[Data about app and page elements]
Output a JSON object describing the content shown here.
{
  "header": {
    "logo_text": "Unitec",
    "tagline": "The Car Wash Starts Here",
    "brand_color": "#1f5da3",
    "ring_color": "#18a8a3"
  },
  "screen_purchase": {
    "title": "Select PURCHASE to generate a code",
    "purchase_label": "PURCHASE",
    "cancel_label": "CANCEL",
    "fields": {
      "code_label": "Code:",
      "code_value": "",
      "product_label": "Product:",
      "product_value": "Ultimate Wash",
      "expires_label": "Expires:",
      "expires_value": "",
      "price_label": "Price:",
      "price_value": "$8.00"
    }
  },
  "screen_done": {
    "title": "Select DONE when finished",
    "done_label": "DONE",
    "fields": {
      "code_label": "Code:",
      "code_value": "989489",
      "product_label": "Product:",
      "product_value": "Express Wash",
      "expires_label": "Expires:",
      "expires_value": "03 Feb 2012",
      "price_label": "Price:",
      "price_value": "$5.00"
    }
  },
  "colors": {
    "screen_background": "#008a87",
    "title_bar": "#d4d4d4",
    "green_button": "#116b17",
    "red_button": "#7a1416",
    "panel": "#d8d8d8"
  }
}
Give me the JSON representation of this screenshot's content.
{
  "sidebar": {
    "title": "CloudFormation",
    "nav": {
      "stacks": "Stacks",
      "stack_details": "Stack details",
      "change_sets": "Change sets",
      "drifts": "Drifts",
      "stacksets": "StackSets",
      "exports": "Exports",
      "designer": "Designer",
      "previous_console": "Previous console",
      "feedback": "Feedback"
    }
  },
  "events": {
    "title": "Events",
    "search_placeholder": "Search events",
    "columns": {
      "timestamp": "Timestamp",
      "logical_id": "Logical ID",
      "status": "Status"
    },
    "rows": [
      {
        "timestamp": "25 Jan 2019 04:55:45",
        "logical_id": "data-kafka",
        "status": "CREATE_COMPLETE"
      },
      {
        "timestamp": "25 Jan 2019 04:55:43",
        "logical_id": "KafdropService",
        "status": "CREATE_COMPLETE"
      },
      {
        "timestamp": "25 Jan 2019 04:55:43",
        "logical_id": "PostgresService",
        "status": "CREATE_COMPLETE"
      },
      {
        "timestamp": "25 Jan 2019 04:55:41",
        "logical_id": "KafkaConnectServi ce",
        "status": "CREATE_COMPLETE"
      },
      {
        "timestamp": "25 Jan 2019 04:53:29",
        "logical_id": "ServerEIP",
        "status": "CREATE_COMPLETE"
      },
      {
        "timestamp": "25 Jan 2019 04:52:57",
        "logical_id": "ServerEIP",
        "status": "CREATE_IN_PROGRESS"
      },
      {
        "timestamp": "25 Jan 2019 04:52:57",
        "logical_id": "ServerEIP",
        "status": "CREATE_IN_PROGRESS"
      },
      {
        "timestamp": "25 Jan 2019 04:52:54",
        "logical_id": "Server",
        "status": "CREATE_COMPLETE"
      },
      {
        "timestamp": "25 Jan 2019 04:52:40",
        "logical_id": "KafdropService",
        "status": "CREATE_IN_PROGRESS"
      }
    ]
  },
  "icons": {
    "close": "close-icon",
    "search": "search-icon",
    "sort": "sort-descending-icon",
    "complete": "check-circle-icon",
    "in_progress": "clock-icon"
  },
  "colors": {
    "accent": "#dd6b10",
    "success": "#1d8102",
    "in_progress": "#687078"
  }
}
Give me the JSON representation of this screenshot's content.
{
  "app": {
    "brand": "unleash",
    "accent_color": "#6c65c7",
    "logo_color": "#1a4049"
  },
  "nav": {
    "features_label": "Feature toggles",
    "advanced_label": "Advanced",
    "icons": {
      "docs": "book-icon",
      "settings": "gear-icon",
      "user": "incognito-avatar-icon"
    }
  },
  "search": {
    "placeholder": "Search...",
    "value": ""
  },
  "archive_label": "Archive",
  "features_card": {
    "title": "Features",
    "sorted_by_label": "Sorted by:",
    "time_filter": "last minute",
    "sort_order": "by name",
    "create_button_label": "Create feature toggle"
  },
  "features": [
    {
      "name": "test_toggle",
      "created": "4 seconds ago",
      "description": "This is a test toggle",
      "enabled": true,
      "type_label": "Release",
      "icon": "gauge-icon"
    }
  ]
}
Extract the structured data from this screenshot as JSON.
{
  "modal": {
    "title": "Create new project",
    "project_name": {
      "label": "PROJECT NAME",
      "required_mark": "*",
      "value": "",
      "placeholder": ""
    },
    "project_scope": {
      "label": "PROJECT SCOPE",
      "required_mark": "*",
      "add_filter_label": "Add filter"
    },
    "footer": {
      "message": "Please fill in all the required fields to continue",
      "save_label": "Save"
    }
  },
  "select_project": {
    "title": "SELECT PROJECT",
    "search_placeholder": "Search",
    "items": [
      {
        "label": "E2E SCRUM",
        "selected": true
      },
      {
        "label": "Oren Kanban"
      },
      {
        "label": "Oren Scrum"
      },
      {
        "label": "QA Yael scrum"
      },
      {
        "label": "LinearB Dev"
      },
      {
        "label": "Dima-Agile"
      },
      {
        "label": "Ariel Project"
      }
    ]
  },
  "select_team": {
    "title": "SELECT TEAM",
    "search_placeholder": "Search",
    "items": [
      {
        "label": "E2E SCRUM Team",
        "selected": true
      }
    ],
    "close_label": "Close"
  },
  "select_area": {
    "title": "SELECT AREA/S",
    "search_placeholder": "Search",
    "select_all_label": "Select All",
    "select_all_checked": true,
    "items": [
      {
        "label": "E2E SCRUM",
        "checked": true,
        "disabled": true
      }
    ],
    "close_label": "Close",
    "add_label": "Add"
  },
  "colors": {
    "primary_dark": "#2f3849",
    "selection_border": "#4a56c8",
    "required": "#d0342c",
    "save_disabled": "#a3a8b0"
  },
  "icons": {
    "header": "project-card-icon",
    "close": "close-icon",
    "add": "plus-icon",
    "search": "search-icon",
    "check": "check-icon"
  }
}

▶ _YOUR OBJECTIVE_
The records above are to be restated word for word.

▶ _COMPLETED TASK_
Output a JSON object describing the content shown here.
{
  "header": {
    "logo_text": "Unitec",
    "tagline": "The Car Wash Starts Here",
    "brand_color": "#1f5da3",
    "ring_color": "#18a8a3"
  },
  "screen_purchase": {
    "title": "Select PURCHASE to generate a code",
    "purchase_label": "PURCHASE",
    "cancel_label": "CANCEL",
    "fields": {
      "code_label": "Code:",
      "code_value": "",
      "product_label": "Product:",
      "product_value": "Ultimate Wash",
      "expires_label": "Expires:",
      "expires_value": "",
      "price_label": "Price:",
      "price_value": "$8.00"
    }
  },
  "screen_done": {
    "title": "Select DONE when finished",
    "done_label": "DONE",
    "fields": {
      "code_label": "Code:",
      "code_value": "989489",
      "product_label": "Product:",
      "product_value": "Express Wash",
      "expires_label": "Expires:",
      "expires_value": "03 Feb 2012",
      "price_label": "Price:",
      "price_value": "$5.00"
    }
  },
  "colors": {
    "screen_background": "#008a87",
    "title_bar": "#d4d4d4",
    "green_button": "#116b17",
    "red_button": "#7a1416",
    "panel": "#d8d8d8"
  }
}
Give me the JSON representation of this screenshot's content.
{
  "sidebar": {
    "title": "CloudFormation",
    "nav": {
      "stacks": "Stacks",
      "stack_details": "Stack details",
      "change_sets": "Change sets",
      "drifts": "Drifts",
      "stacksets": "StackSets",
      "exports": "Exports",
      "designer": "Designer",
      "previous_console": "Previous console",
      "feedback": "Feedback"
    }
  },
  "events": {
    "title": "Events",
    "search_placeholder": "Search events",
    "columns": {
      "timestamp": "Timestamp",
      "logical_id": "Logical ID",
      "status": "Status"
    },
    "rows": [
      {
        "timestamp": "25 Jan 2019 04:55:45",
        "logical_id": "data-kafka",
        "status": "CREATE_COMPLETE"
      },
      {
        "timestamp": "25 Jan 2019 04:55:43",
        "logical_id": "KafdropService",
        "status": "CREATE_COMPLETE"
      },
      {
        "timestamp": "25 Jan 2019 04:55:43",
        "logical_id": "PostgresService",
        "status": "CREATE_COMPLETE"
      },
      {
        "timestamp": "25 Jan 2019 04:55:41",
        "logical_id": "KafkaConnectServi ce",
        "status": "CREATE_COMPLETE"
      },
      {
        "timestamp": "25 Jan 2019 04:53:29",
        "logical_id": "ServerEIP",
        "status": "CREATE_COMPLETE"
      },
      {
        "timestamp": "25 Jan 2019 04:52:57",
        "logical_id": "ServerEIP",
        "status": "CREATE_IN_PROGRESS"
      },
      {
        "timestamp": "25 Jan 2019 04:52:57",
        "logical_id": "ServerEIP",
        "status": "CREATE_IN_PROGRESS"
      },
      {
        "timestamp": "25 Jan 2019 04:52:54",
        "logical_id": "Server",
        "status": "CREATE_COMPLETE"
      },
      {
        "timestamp": "25 Jan 2019 04:52:40",
        "logical_id": "KafdropService",
        "status": "CREATE_IN_PROGRESS"
      }
    ]
  },
  "icons": {
    "close": "close-icon",
    "search": "search-icon",
    "sort": "sort-descending-icon",
    "complete": "check-circle-icon",
    "in_progress": "clock-icon"
  },
  "colors": {
    "accent": "#dd6b10",
    "success": "#1d8102",
    "in_progress": "#687078"
  }
}
Give me the JSON representation of this screenshot's content.
{
  "app": {
    "brand": "unleash",
    "accent_color": "#6c65c7",
    "logo_color": "#1a4049"
  },
  "nav": {
    "features_label": "Feature toggles",
    "advanced_label": "Advanced",
    "icons": {
      "docs": "book-icon",
      "settings": "gear-icon",
      "user": "incognito-avatar-icon"
    }
  },
  "search": {
    "placeholder": "Search...",
    "value": ""
  },
  "archive_label": "Archive",
  "features_card": {
    "title": "Features",
    "sorted_by_label": "Sorted by:",
    "time_filter": "last minute",
    "sort_order": "by name",
    "create_button_label": "Create feature toggle"
  },
  "features": [
    {
      "name": "test_toggle",
      "created": "4 seconds ago",
      "description": "This is a test toggle",
      "enabled": true,
      "type_label": "Release",
      "icon": "gauge-icon"
    }
  ]
}
Extract the structured data from this screenshot as JSON.
{
  "modal": {
    "title": "Create new project",
    "project_name": {
      "label": "PROJECT NAME",
      "required_mark": "*",
      "value": "",
      "placeholder": ""
    },
    "project_scope": {
      "label": "PROJECT SCOPE",
      "required_mark": "*",
      "add_filter_label": "Add filter"
    },
    "footer": {
      "message": "Please fill in all the required fields to continue",
      "save_label": "Save"
    }
  },
  "select_project": {
    "title": "SELECT PROJECT",
    "search_placeholder": "Search",
    "items": [
      {
        "label": "E2E SCRUM",
        "selected": true
      },
      {
        "label": "Oren Kanban"
      },
      {
        "label": "Oren Scrum"
      },
      {
        "label": "QA Yael scrum"
      },
      {
        "label": "LinearB Dev"
      },
      {
        "label": "Dima-Agile"
      },
      {
        "label": "Ariel Project"
      }
    ]
  },
  "select_team": {
    "title": "SELECT TEAM",
    "search_placeholder": "Search",
    "items": [
      {
        "label": "E2E SCRUM Team",
        "selected": true
      }
    ],
    "close_label": "Close"
  },
  "select_area": {
    "title": "SELECT AREA/S",
    "search_placeholder": "Search",
    "select_all_label": "Select All",
    "select_all_checked": true,
    "items": [
      {
        "label": "E2E SCRUM",
        "checked": true,
        "disabled": true
      }
    ],
    "close_label": "Close",
    "add_label": "Add"
  },
  "colors": {
    "primary_dark": "#2f3849",
    "selection_border": "#4a56c8",
    "required": "#d0342c",
    "save_disabled": "#a3a8b0"
  },
  "icons": {
    "header": "project-card-icon",
    "close": "close-icon",
    "add": "plus-icon",
    "search": "search-icon",
    "check": "check-icon"
  }
}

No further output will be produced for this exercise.